▸ WHAT TO WORK ON:
Lines in the listing below that contain the string "role" are to be found and copied.

▸ SUPPLIED RECORDS:
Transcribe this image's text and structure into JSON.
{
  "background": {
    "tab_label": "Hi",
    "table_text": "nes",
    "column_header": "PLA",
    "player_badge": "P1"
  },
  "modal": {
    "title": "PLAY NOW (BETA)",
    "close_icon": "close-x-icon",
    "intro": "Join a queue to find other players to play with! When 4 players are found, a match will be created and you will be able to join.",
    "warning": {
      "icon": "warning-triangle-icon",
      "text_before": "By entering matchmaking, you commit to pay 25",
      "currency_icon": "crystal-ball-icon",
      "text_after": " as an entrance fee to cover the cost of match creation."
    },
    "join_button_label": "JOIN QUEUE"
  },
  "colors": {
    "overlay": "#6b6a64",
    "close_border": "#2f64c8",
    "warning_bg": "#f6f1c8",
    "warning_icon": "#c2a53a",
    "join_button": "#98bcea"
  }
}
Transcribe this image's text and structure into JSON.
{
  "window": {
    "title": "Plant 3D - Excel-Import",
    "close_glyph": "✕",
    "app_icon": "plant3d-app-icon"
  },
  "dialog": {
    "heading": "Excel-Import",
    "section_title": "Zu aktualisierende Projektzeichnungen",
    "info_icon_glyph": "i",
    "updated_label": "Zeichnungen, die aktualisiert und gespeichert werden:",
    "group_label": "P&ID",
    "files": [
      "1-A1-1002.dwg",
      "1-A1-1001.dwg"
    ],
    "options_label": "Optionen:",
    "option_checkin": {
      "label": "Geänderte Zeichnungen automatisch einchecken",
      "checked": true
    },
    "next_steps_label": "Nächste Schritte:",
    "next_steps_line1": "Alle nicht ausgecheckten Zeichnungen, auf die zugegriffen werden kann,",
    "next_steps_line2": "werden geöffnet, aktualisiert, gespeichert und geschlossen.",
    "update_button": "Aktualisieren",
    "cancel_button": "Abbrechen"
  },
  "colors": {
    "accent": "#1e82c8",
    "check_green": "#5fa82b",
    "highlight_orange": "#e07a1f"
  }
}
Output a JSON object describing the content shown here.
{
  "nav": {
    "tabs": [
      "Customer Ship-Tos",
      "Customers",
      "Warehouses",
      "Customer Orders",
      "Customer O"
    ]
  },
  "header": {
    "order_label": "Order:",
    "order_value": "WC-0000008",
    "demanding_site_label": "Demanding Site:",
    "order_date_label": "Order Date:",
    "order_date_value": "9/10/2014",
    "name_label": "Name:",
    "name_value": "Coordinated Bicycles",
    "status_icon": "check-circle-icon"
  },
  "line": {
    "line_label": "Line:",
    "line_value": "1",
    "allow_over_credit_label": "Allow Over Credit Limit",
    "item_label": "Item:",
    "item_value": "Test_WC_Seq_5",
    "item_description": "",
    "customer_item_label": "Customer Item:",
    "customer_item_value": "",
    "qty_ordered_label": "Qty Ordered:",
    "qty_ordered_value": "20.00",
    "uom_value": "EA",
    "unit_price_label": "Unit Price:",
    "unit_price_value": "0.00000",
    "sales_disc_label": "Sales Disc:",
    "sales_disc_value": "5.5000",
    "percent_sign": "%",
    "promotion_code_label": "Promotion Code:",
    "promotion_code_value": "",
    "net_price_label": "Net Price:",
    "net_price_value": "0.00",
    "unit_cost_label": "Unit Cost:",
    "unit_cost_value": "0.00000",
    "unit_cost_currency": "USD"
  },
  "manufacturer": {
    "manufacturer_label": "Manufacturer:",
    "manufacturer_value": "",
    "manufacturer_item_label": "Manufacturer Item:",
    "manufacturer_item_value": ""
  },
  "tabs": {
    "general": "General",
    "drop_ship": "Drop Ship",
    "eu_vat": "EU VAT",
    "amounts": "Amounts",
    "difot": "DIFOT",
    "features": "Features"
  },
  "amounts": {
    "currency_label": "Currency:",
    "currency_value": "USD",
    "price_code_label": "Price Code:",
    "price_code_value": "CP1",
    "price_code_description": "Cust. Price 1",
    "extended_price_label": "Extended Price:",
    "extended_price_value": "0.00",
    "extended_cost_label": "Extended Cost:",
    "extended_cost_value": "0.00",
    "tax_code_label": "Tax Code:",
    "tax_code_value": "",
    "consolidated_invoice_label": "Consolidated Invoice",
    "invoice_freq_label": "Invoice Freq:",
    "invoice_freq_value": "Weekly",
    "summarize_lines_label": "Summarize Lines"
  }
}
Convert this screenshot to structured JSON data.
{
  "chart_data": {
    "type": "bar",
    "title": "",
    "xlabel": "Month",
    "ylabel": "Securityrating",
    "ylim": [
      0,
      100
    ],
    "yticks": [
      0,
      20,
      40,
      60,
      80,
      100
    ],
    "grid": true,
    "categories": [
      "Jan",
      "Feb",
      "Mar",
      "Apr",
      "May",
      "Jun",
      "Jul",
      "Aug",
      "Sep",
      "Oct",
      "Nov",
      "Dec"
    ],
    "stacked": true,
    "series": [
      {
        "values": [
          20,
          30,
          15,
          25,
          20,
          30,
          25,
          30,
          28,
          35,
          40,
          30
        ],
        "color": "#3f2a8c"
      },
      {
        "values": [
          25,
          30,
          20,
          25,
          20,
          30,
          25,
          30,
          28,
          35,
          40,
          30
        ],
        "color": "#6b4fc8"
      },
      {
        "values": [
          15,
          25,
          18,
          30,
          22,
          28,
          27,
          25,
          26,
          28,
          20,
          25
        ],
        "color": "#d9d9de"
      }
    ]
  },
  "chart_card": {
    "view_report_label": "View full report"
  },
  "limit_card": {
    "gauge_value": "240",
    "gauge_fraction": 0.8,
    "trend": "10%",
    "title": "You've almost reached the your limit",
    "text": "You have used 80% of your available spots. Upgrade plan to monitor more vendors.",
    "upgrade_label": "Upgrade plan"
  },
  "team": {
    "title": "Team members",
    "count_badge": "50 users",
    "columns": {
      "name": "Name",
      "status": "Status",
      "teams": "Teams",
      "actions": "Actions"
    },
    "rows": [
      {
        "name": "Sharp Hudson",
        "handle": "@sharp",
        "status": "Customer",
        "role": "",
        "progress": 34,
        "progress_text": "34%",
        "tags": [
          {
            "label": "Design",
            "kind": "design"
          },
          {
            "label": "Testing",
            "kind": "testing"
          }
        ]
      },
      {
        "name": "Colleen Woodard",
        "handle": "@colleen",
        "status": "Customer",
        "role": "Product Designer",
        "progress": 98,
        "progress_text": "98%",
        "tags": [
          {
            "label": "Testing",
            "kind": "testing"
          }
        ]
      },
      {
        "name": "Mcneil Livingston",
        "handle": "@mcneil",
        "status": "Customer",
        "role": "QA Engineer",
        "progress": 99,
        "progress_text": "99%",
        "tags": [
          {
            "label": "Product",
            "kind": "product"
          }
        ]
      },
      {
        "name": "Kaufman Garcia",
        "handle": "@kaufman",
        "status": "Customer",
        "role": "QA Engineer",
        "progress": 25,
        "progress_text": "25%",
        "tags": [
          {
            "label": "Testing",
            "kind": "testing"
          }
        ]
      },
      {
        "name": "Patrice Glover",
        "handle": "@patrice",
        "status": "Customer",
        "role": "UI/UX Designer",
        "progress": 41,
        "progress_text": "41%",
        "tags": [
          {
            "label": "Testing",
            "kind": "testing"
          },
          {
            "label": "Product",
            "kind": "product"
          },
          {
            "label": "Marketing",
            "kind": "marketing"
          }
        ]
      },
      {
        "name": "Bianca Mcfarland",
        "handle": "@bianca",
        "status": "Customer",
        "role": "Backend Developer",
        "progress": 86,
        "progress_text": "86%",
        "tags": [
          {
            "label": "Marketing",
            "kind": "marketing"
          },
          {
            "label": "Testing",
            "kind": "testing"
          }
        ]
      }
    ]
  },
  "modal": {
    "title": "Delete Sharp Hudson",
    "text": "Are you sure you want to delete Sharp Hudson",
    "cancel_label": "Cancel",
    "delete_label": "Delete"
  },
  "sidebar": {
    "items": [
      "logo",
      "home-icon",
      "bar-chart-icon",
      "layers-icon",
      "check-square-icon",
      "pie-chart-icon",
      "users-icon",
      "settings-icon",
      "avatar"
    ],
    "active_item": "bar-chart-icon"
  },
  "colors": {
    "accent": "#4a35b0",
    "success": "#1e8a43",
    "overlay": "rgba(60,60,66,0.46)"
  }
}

▸ EXPECTED ANSWER:
        "role": "",
        "role": "Product Designer",
        "role": "QA Engineer",
        "role": "QA Engineer",
        "role": "UI/UX Designer",
        "role": "Backend Developer",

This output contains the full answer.